Any questions? Email hiawathacyclery at gmail. Often some people want to participate in the tour, but make special arrangements, such as meeting a loved one at a predetermined location and/or doing only part of the weeklong tour (meeting us three days into it, or peeling off at some halfway point). Such plans are fine, but please figure this out on your own. It's impossible for me to tell you in advance where we'll be at a certain time or on a certain day. And cell service will be spotty at best, so coordinating meeting points and times on the fly will be somewhat dicey.

Friday, August 17, 2012

Back from Montana

The Montana excursion was a glorious experience. Weasel and I rode some amazing countryside. We Amtrak'ed to Whitefish, MT, spent the night in a motel, and embarked up the Great Divide Route at the crack of noon the next day. There was little or no descending that first day, and no pavement for most of the first three days.


In our search for a campground marked on a cartoon-like map, we made a wrong turn up this two-track road with a relentless grade. The view was nice.
Near Upper Whitefish Lake

But we eventually found the place, Upper Whitefish Lake. It was a pretty primitive campground. There was no way to pay, and we'd neglected to purchase the necessary state camping permit back in town. So for this first night, we were campsite pirates. The view was nice.
Upper Whitefish Lake

Upper Whitefish Lake

More climbing toward Red Meadow Pass (about 5600 feet amsl, 2500 feet above Whitefish). The view was nice.
heading to Red Meadow Pass

heading to Red Meadow Pass

Over the pass, past the gorgeous Red Meadow Lake (which I didn't photograph for some reason), and down a sketchy descent, we eventually made our way to the "town" of Polebridge. The view was nice.
Polebridge, MT

From Polebridge, we were able to enter into Glacier National Park. It was getting late in the afternoon, and campsites were apparently in short supply at Bowman Lake, but we decided to chance it. After all, it was only 6 miles. Those 6 miles were arduous, to say the least. Bowman Lake Road is very steep in places and rough everywhere. The view was nice.
Bowman Lake

Bowman Lake

filth and neglect

From Bowman Lake, we headed down the Inside North Fork Road, a portion of which is closed to cars. It was rugged terrain, a rustic road (my favorite), and there were thimbleberries and huckleberries to snack on. Also, lots of grizzly poop in the road. The view was nice.
Thimble berry, Inside North Fork Road

The Weasel, Inside North Fork Road

Inside North Fork Road

Inside North Fork Road

Inside North Fork Road

This brought us to the large campground at Apgar. Apgar also had a restaurant and ice cream and a paved road, which we detoured with a short chunk of singletrack. The next morning, we started on the first piece of the Going to the Sun Road, which is closed to bikes 11am-4pm. We took a break during these 5 hours at Lake McDonald Lodge. I caught a fish. The view was nice.

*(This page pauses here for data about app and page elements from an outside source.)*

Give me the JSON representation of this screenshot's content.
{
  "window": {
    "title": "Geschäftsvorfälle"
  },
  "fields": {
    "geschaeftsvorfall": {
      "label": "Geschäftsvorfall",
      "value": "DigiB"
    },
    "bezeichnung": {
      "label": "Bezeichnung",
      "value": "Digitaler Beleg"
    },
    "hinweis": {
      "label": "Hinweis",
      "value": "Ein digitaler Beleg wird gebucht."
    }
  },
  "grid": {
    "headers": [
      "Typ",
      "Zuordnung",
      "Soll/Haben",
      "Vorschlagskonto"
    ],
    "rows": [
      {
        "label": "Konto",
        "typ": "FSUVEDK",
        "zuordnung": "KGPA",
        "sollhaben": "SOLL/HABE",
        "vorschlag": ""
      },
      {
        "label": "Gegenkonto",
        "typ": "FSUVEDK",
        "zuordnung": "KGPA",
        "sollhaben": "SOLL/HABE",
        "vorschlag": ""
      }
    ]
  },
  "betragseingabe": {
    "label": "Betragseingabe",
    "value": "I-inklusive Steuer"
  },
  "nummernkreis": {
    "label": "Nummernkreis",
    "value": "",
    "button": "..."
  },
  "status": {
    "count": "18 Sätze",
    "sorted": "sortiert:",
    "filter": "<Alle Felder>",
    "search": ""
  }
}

After camping at Avalanche Creek, we were back on Going to the Sun Road, now going uphill in earnest. The view was nice.

Going to the Sun Road

Going to the Sun Road

Going to the Sun Road

Going to the Sun Road

Going to the Sun Road

Finally, after 32 miles of going uphill, much of which on the side of a mountain ravine, we made Logan Pass, a beautiful place if ever there was one. The view was very nice.
Logan Pass, Going to the Sun Road

After Logan Pass, we bombed down the other side to Rising Sun for our 5th night of camping. This is on St Mary's Lake. The water was cold, but the view was nice.
Going to the Sun Road
Our final day of riding brought us to East Glacier and Brownie's hostel, which was neat place. I'd consider living there, I think. Of course, the view was nice.

Saturday, August 4, 2012

August vacation: shop closed Aug 8 through Aug 13

The Weasel and I are going to NW Montana:

Image found here.

We'll be open normal hours through August 7, but closed Wednesday, August 8 through Monday, August 13. Back to semi-normal Tuesday, August 14.